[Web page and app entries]

***

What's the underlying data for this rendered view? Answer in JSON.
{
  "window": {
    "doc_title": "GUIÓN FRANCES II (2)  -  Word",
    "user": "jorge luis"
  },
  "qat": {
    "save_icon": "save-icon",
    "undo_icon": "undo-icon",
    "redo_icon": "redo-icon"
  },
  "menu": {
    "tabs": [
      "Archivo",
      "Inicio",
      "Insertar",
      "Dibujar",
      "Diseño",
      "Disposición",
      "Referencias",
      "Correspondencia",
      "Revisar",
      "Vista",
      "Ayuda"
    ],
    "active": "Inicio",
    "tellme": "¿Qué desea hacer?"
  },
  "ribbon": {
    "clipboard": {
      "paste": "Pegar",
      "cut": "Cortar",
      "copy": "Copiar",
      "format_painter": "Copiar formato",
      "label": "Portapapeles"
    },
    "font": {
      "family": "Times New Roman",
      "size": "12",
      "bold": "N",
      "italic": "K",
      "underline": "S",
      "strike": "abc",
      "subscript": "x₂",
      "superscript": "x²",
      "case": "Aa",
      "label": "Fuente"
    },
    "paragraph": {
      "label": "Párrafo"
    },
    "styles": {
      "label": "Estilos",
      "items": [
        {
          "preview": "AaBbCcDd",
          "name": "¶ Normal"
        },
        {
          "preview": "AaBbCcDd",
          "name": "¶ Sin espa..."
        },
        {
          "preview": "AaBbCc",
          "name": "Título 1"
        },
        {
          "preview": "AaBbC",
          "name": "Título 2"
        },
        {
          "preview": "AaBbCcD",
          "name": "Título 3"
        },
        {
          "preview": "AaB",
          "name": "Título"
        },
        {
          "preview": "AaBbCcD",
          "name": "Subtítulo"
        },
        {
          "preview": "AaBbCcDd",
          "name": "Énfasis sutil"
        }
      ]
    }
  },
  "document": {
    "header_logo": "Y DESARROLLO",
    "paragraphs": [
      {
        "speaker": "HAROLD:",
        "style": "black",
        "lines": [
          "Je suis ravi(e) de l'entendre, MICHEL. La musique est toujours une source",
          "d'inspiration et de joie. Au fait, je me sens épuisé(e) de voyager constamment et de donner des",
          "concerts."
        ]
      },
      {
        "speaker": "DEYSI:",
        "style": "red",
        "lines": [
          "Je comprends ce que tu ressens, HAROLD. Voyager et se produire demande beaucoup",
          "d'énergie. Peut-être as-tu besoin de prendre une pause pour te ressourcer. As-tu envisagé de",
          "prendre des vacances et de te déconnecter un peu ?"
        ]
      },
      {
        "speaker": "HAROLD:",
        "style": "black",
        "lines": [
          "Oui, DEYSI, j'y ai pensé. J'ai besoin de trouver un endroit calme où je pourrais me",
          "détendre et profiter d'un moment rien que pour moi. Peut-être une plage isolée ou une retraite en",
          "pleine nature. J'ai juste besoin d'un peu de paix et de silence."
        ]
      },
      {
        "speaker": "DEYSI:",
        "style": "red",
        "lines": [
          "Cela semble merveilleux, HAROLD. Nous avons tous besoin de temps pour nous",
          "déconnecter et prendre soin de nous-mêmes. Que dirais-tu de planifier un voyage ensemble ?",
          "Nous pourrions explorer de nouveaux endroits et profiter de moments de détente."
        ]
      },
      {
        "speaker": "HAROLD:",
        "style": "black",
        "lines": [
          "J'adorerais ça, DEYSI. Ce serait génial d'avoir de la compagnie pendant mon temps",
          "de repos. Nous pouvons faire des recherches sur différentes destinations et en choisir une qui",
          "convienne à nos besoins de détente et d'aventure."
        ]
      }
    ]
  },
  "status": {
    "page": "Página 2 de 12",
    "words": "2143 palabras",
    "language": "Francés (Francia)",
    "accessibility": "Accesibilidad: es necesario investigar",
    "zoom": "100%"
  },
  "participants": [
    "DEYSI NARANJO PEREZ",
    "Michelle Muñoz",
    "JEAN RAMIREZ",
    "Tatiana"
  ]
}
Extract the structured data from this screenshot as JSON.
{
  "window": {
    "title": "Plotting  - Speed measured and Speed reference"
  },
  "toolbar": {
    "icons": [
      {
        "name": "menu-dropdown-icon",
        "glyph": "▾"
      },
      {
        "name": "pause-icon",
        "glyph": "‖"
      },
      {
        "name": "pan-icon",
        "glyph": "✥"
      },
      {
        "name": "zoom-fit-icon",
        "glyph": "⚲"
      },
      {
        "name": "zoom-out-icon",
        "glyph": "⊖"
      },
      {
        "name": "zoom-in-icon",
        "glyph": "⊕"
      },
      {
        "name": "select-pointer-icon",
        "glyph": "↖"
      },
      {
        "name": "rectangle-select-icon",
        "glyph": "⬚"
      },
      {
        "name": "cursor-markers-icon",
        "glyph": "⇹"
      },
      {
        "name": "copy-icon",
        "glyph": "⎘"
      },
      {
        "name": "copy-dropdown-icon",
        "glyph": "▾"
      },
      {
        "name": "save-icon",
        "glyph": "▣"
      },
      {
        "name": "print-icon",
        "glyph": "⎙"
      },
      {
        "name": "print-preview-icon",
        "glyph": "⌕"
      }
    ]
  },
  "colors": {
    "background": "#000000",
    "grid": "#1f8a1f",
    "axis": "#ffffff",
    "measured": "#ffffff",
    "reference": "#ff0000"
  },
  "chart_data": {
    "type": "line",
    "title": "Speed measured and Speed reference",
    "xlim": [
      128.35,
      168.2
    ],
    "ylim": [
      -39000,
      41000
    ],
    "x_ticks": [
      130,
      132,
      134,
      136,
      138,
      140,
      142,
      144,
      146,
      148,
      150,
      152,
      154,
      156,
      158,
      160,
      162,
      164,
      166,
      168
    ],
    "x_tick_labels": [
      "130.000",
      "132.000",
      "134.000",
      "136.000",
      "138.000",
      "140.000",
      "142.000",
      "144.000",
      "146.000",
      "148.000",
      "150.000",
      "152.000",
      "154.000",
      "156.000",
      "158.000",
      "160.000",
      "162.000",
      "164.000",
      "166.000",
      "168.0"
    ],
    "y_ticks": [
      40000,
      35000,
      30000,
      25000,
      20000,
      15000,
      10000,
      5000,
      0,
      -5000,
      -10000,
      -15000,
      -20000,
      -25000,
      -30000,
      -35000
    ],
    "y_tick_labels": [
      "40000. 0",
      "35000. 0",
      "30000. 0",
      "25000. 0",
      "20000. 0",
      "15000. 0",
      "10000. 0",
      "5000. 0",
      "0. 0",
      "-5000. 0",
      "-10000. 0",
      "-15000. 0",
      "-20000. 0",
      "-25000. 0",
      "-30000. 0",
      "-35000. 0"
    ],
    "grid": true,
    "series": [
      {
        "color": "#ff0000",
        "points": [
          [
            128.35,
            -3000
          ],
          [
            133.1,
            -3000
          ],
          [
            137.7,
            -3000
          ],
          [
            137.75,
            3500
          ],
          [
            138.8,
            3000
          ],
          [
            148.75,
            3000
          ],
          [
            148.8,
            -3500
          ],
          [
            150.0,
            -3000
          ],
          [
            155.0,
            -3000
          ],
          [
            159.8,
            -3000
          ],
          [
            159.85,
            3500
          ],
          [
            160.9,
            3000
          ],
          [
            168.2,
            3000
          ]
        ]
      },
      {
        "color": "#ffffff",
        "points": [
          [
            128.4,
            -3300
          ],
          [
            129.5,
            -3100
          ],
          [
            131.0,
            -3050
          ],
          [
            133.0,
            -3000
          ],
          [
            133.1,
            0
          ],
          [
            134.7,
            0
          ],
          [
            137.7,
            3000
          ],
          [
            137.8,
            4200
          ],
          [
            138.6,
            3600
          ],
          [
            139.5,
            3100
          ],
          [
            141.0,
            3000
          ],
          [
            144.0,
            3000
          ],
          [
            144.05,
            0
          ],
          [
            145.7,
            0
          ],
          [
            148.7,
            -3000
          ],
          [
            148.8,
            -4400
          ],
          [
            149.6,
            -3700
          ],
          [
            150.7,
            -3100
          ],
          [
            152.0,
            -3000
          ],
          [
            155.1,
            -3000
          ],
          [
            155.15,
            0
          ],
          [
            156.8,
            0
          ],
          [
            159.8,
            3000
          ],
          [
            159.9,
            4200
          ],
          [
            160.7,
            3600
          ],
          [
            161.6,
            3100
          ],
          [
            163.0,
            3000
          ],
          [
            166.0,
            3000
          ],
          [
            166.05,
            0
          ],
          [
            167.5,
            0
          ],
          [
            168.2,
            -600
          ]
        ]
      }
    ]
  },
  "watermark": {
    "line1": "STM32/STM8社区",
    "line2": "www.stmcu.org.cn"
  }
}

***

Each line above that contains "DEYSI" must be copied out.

        "speaker": "DEYSI:",
          "Oui, DEYSI, j'y ai pensé. J'ai besoin de trouver un endroit calme où je pourrais me",
        "speaker": "DEYSI:",
          "J'adorerais ça, DEYSI. Ce serait génial d'avoir de la compagnie pendant mon temps",
    "DEYSI NARANJO PEREZ",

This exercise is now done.